The full set of entries must be copied exactly.

··········

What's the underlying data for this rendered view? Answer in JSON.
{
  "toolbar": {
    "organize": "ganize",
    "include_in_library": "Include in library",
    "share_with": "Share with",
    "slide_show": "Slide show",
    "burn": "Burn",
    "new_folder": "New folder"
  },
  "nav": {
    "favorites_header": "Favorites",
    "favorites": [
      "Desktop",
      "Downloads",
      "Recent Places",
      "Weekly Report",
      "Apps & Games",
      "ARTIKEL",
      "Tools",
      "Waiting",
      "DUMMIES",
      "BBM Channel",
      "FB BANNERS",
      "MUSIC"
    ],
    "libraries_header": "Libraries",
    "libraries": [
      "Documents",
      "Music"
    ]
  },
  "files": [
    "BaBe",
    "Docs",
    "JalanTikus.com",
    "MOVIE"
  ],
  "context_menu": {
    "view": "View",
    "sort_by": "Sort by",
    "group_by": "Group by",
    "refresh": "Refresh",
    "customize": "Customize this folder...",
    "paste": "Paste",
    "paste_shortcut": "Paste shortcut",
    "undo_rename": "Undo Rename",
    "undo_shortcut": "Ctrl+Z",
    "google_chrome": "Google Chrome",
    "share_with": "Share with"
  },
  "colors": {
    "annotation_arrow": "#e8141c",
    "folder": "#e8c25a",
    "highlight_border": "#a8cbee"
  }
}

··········

* _Answer space_
What's the underlying data for this rendered view? Answer in JSON.
{
  "toolbar": {
    "organize": "ganize",
    "include_in_library": "Include in library",
    "share_with": "Share with",
    "slide_show": "Slide show",
    "burn": "Burn",
    "new_folder": "New folder"
  },
  "nav": {
    "favorites_header": "Favorites",
    "favorites": [
      "Desktop",
      "Downloads",
      "Recent Places",
      "Weekly Report",
      "Apps & Games",
      "ARTIKEL",
      "Tools",
      "Waiting",
      "DUMMIES",
      "BBM Channel",
      "FB BANNERS",
      "MUSIC"
    ],
    "libraries_header": "Libraries",
    "libraries": [
      "Documents",
      "Music"
    ]
  },
  "files": [
    "BaBe",
    "Docs",
    "JalanTikus.com",
    "MOVIE"
  ],
  "context_menu": {
    "view": "View",
    "sort_by": "Sort by",
    "group_by": "Group by",
    "refresh": "Refresh",
    "customize": "Customize this folder...",
    "paste": "Paste",
    "paste_shortcut": "Paste shortcut",
    "undo_rename": "Undo Rename",
    "undo_shortcut": "Ctrl+Z",
    "google_chrome": "Google Chrome",
    "share_with": "Share with"
  },
  "colors": {
    "annotation_arrow": "#e8141c",
    "folder": "#e8c25a",
    "highlight_border": "#a8cbee"
  }
}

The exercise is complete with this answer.